All that said, I’m coming to the picture having not read any of it. I really tried to take this at face value as a self-contained picture, one with a woman in the director’s chair, adapting a story written by a woman. This is a very unusual and excellent thing to be happening in Hollywood.
Which is partly why the movie is so disappointing. What I saw was terrible for at least six reasons. Here they are:
1) I was made to understand why the BDSM community is up in arms about this movie.
In order to indulge in these kinds of intimate acts in a healthy way, it takes a lot of communication, understanding, maturity, and explicit consent. That isn’t what happens here between Anastasia and Christian—the power balance is dangerously skewed to him from the get-go and doesn’t get much better as it goes along. Anastasia, trying to navigate her first real sexual relationship, wants “normal” things with her lover, including just going for dinner with him, sharing a bed to sleep in, stuff he refuses to do. But she is willing to indulge him his kinks even though it hurts her, both physically and emotionally, because she doesn’t want to lose him. This is traumatic shit. That’s not how BDSM is supposed to work, folks.
2) I was also made to understand why organizations advocating for women are up in arms about this movie.

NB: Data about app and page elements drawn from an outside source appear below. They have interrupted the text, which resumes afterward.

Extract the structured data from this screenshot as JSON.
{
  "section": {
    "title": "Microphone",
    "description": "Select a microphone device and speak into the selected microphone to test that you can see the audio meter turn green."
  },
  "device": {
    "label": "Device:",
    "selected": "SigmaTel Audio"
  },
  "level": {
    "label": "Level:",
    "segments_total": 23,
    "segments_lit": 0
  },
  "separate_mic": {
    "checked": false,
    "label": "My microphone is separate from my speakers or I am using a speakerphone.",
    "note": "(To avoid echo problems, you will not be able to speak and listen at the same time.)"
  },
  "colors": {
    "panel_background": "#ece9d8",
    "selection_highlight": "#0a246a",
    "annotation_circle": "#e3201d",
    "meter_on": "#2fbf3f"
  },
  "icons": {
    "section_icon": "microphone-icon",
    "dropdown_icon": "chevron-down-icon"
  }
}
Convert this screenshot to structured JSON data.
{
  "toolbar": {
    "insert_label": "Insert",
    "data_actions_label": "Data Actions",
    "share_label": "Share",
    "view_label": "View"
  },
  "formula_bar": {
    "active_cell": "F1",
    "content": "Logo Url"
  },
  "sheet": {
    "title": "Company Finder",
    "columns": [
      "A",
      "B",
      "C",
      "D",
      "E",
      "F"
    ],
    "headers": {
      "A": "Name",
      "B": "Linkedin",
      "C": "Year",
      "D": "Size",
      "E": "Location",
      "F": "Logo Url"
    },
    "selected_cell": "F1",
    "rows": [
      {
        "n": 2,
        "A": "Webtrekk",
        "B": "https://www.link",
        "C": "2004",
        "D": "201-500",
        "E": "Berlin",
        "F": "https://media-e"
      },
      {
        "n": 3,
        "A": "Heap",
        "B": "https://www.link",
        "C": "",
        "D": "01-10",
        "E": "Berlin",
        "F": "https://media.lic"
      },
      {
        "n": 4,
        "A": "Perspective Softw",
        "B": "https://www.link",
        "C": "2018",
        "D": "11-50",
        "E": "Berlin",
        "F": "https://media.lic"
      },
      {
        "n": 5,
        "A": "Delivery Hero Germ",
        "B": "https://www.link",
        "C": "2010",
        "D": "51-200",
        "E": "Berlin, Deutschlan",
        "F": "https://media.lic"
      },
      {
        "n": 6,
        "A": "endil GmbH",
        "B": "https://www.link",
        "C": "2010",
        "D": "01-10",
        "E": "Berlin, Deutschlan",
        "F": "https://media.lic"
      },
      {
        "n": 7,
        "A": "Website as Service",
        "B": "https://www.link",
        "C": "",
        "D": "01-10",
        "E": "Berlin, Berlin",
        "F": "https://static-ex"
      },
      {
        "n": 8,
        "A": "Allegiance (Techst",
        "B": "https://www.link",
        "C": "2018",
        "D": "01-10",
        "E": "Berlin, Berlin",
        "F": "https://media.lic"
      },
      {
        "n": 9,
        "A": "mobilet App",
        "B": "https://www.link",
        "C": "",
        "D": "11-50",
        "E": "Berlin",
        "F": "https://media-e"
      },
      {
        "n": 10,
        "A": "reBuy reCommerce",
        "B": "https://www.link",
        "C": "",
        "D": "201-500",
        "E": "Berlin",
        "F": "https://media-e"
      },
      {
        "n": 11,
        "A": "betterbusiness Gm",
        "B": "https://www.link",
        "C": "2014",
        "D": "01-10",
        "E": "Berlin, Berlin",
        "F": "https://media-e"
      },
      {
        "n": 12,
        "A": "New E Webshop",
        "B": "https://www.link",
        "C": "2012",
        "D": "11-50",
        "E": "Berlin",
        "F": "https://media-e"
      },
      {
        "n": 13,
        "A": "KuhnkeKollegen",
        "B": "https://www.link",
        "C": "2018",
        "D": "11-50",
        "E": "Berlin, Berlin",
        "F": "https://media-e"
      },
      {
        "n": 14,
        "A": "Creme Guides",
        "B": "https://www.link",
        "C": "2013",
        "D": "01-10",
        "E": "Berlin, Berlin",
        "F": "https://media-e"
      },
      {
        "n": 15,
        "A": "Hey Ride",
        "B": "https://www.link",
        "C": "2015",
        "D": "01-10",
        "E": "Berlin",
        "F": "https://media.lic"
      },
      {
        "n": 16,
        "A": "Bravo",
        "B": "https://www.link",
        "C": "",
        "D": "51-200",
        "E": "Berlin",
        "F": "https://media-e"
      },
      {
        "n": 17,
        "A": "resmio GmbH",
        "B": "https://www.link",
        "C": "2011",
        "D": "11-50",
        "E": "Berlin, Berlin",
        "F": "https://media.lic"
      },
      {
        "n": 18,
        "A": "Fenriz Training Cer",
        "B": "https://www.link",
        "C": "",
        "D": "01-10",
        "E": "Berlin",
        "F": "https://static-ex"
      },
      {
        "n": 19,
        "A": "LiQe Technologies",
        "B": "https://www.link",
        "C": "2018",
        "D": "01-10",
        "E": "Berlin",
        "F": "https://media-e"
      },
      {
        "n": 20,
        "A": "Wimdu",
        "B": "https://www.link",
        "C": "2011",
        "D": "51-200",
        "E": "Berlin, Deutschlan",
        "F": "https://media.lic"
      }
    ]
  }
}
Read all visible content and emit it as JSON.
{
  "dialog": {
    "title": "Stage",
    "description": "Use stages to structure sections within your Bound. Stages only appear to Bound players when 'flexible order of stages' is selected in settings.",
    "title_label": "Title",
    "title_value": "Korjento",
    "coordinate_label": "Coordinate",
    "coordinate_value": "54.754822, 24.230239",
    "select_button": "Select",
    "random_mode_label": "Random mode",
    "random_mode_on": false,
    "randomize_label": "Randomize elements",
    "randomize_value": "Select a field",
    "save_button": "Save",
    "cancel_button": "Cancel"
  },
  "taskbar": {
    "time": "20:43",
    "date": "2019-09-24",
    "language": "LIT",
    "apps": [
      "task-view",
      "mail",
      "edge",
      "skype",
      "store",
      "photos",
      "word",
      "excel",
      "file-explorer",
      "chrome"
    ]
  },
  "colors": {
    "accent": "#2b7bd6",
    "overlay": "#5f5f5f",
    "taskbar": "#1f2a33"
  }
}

It presents a highly controlling man abusing his lover for his pleasure, and her trying to accommodate him despite the danger it puts her in. It reinforces that awful myth held by a lot of victims of violence that if you really love your partner, you can change them, even when the guy admits, as Christian does, that he’s damaged and unable to manage real intimacy. This is a model of abuse in domestic relationships. Given the truly horrible statistics about rape and assault in our society, the fact that so many people can’t get enough of this material is totally mystifying. I guess that’s fantasy for you—it doesn’t always have to make sense. But you’d think, at the very least, the movie would be sexy.
3) It’s totally unsexy.
It’s like this movie had one job and it couldn’t manage that. Dornan has the washboard abs, but is otherwise stuffy and stiff. Johnson is genuine Hollywood royalty—daughter of Melanie Griffith and Don Johnson, granddaughter of Tippi Hedren—and comes out of this a lot better. The lip-biting thing is way overdone, though she believably conveys the emotion required in the part, and is the best thing in a long, dull second act. But the sexual content is much more coy than it should’ve been. Maybe it’s to avoid an x-rating, but there were lots of ways they could have shot this to deliver a little more pizzazz. Seriously—this film’s obvious antecedent, Nine 1/2 Weeks, was a whole lot hotter.
4) The ending is a total dud.
Maybe they’re setting us up for the inevitable sequels, but after a scene where she musters a modicum of self-respect goes to black, there’s no satisfying resolution to be found.
5) People are saying the film has a sense of humour. They’re mistaken. It’s very flat, the dialogue dull and obvious.
6) Playing the mothers of the leads, the film wastes Marcia Gay Harden and Jennifer Ehle, which is criminal given their talents.
I hate to be entirely negative about a movie, so before I totally pan it, I’ll leave you with this:
The wardrobe for both leads is sharp, and the soundtrack is pretty good. I dig that Beyonce remix. But none of that makes 50 Shades of Grey worth seeing.